What the authors do not discuss is the possible habituation of opioid receptors by continuous stimulation. This can be the result of addiction to drug opiates, but we also know that gluten and casein break down to peptides which bind to opioid receptors in the brain. This is one reason why we crave these foods after all. Interestingly, long distance running or cycling on a regular basis also releases endorphins, leading to mild addiction (I experienced this myself).
Now, with our receptors desensitised by grains, dairy and threadmills, we might need stronger stimulation to enjoy learning or we lose interest in learning altogether.
Opium for the masses?
If indeed the dietary derived opiates have any significant impact on brain function, it would explain why Paleo people are so hungry for knowledge, as evidenced by the high calibre discussions on blogs such as WholeHealthSource, Panu or FreeTheAnimal :)
Perceptual Pleasure and the Brain
(If you Google the title you can find the full text of other sites, such as:
Regarding food and thought, I have been thinking a lot about the possible POSITIVE impact of high carbohydrate diet (even with the harmful effects of grains) after the Neolithic revolution.
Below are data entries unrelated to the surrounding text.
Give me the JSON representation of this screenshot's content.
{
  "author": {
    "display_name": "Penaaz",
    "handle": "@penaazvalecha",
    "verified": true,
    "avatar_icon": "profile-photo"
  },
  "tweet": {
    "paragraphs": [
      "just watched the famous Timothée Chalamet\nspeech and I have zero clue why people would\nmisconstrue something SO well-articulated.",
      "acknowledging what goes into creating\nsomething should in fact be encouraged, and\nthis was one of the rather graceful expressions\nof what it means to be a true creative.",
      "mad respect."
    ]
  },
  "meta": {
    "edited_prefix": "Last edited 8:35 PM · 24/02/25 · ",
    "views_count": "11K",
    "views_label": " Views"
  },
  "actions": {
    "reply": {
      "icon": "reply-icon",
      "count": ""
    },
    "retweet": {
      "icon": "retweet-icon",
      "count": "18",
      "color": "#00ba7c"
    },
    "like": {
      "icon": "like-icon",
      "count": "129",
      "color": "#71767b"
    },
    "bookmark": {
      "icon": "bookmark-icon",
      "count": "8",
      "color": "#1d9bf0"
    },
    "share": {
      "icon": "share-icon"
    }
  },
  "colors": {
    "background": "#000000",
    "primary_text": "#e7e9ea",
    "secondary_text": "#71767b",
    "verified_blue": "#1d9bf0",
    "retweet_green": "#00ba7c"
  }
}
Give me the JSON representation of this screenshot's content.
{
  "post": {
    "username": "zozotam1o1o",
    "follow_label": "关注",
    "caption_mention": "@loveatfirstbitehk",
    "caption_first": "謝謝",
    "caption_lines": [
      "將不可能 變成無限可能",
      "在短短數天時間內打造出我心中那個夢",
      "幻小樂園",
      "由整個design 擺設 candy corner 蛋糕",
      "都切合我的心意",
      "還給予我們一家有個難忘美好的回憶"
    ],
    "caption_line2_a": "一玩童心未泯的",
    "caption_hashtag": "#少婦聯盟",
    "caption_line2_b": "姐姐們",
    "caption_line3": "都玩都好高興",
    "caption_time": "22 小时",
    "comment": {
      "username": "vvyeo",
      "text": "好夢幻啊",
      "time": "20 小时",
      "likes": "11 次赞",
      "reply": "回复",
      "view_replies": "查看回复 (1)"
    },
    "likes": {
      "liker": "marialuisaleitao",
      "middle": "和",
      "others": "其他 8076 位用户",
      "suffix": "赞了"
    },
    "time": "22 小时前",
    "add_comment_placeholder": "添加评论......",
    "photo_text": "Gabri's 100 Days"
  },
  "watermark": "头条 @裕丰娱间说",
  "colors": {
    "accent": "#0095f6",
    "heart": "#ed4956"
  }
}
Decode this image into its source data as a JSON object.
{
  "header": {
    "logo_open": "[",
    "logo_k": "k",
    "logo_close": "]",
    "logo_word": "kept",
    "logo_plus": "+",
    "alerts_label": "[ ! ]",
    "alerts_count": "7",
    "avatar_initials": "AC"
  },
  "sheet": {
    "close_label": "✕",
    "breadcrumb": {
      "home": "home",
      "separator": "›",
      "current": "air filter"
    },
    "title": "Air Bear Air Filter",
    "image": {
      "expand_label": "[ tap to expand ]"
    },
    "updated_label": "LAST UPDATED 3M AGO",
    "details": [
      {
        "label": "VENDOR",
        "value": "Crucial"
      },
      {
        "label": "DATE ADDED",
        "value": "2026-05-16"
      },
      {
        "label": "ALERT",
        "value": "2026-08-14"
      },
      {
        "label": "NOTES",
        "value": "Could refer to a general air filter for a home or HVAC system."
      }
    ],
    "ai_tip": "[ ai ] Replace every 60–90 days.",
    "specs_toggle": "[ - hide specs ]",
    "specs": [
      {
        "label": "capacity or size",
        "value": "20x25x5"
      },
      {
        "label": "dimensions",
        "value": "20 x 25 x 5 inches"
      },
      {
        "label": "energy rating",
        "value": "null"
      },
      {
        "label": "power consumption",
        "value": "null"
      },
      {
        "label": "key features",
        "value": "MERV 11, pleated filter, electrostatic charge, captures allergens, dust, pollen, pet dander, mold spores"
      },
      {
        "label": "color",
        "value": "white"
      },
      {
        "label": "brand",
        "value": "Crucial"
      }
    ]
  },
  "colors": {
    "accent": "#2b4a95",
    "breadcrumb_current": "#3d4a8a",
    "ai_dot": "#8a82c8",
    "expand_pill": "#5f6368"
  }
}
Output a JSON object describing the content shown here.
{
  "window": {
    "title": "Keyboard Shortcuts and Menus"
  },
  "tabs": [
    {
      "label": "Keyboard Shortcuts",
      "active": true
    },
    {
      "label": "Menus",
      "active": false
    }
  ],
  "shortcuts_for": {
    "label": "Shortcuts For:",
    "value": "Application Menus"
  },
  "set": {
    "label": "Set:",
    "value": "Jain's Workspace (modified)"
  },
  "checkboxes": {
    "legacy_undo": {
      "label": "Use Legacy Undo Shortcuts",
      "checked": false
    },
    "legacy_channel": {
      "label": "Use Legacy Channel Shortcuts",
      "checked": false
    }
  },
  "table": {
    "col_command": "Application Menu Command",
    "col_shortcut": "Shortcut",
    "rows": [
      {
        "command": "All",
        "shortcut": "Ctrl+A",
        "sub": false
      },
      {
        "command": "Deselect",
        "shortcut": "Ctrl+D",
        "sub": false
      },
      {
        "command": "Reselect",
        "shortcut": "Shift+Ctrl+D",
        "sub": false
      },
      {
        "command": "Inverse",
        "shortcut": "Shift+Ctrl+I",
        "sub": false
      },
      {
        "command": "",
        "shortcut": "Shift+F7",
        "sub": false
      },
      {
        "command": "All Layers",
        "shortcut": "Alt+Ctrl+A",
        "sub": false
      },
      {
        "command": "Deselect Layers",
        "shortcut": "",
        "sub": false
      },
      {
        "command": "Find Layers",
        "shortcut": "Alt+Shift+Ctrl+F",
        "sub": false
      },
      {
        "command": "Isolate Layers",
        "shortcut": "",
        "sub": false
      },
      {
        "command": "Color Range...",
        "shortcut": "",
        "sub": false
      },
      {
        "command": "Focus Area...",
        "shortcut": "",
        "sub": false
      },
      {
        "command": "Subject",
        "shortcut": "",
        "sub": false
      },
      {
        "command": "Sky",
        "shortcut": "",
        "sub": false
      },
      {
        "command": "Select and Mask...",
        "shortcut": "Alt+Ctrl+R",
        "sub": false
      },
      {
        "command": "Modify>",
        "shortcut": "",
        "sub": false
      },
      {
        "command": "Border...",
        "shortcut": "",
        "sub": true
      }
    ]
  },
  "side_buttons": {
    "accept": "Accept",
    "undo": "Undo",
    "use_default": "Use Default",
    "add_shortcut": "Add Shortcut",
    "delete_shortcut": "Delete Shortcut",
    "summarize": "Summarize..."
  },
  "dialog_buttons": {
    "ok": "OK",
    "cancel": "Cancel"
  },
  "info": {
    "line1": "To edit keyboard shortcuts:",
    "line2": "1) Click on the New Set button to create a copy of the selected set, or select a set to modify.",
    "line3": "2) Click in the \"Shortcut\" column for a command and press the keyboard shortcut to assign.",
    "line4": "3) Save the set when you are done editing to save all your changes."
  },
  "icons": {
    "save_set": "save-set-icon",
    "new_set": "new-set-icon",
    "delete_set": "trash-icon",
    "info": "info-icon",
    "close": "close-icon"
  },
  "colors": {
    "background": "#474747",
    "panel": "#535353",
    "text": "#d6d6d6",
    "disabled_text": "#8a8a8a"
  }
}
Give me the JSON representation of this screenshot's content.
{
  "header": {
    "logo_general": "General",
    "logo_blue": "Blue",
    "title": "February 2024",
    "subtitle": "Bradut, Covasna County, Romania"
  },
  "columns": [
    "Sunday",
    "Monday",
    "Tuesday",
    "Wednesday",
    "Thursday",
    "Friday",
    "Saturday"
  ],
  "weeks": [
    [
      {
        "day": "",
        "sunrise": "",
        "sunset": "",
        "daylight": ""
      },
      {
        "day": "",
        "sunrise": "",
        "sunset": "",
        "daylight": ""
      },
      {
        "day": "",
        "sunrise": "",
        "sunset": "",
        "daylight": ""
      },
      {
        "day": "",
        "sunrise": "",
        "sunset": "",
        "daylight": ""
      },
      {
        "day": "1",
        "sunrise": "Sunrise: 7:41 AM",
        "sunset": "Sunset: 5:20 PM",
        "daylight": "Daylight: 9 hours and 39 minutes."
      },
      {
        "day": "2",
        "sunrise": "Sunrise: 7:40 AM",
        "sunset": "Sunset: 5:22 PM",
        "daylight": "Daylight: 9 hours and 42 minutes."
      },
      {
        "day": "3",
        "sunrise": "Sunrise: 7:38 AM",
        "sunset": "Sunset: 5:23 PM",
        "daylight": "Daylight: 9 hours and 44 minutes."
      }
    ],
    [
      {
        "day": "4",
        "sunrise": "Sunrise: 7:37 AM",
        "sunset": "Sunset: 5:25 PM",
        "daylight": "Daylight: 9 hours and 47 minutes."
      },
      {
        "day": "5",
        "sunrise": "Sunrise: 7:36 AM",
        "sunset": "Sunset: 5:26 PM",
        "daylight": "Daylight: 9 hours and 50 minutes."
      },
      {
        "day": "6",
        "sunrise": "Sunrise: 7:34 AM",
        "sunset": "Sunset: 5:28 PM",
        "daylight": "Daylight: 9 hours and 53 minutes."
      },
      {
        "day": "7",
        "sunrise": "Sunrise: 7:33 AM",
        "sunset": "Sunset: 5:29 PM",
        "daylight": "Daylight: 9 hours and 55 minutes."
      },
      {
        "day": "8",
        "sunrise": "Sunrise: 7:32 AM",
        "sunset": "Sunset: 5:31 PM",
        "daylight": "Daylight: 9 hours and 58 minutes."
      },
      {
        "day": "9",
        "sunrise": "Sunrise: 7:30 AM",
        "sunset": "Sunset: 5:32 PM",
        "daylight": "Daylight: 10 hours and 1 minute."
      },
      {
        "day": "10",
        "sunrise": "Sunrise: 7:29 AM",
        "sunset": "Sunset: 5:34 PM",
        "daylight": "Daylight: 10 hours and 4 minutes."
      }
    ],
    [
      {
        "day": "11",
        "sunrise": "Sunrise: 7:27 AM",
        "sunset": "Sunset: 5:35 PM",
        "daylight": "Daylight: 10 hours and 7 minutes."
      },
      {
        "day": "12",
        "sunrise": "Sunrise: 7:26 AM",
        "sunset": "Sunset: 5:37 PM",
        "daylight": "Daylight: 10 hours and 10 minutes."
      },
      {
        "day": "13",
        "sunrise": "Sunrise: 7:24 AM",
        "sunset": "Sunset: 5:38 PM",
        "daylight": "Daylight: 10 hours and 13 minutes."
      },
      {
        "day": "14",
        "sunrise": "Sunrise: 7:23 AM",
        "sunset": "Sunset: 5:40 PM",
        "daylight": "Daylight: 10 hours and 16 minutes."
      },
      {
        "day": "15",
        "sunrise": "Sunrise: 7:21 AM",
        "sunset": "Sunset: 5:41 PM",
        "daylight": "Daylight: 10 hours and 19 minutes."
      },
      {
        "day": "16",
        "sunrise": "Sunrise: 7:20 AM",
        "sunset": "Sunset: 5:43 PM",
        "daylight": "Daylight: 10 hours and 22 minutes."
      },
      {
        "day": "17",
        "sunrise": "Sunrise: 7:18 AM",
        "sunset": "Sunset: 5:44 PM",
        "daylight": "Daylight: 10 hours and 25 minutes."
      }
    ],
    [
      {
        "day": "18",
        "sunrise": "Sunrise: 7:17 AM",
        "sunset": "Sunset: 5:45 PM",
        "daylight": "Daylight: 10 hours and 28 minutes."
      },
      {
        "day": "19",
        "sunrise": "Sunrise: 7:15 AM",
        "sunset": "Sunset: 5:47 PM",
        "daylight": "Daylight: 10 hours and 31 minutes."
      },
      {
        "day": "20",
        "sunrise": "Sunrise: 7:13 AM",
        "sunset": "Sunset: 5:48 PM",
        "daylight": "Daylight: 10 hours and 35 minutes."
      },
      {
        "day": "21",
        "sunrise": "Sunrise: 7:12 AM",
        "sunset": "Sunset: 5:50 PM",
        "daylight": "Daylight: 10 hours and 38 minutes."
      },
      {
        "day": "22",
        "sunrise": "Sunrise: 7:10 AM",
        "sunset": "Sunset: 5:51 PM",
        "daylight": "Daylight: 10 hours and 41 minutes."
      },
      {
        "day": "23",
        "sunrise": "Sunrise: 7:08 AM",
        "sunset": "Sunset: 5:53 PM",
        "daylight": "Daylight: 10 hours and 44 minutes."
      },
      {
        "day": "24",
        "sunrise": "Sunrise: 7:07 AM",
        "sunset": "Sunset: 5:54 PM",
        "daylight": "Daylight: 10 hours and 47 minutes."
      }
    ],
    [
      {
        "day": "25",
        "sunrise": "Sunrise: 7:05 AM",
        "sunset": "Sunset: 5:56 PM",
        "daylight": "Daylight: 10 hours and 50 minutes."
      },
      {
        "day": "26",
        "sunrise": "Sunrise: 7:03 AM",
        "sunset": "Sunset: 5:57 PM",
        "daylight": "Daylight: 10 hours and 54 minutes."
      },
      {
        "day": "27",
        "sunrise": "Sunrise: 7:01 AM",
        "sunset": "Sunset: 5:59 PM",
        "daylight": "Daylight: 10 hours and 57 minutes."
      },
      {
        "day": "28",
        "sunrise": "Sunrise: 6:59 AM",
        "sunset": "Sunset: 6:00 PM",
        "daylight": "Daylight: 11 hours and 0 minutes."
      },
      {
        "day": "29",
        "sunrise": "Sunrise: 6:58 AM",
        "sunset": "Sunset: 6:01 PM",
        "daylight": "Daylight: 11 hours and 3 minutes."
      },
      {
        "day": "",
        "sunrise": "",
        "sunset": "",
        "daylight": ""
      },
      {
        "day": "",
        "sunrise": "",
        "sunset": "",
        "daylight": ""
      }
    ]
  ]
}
I imagine that glucose (though not fructose) loading can be very good for brain FUNCTION short to medium term (before the degeneration sets in). Brain thrives on glucose and can be turbo charged with more carbs in the diet. Even if that would not mean optimal HEALTH overall, it could mean more brain power for competitive advantage! The analogy would be that maximum fitness does not equal otimum health and longevity (as brilliantly laid out by John Little in Body by Science). For the same reason using stimulants, such as cocoa or coffee (and sugar too!), can translate into more effcient thinking, better strategic planning? Something that the carb lobby can consider in their PR :)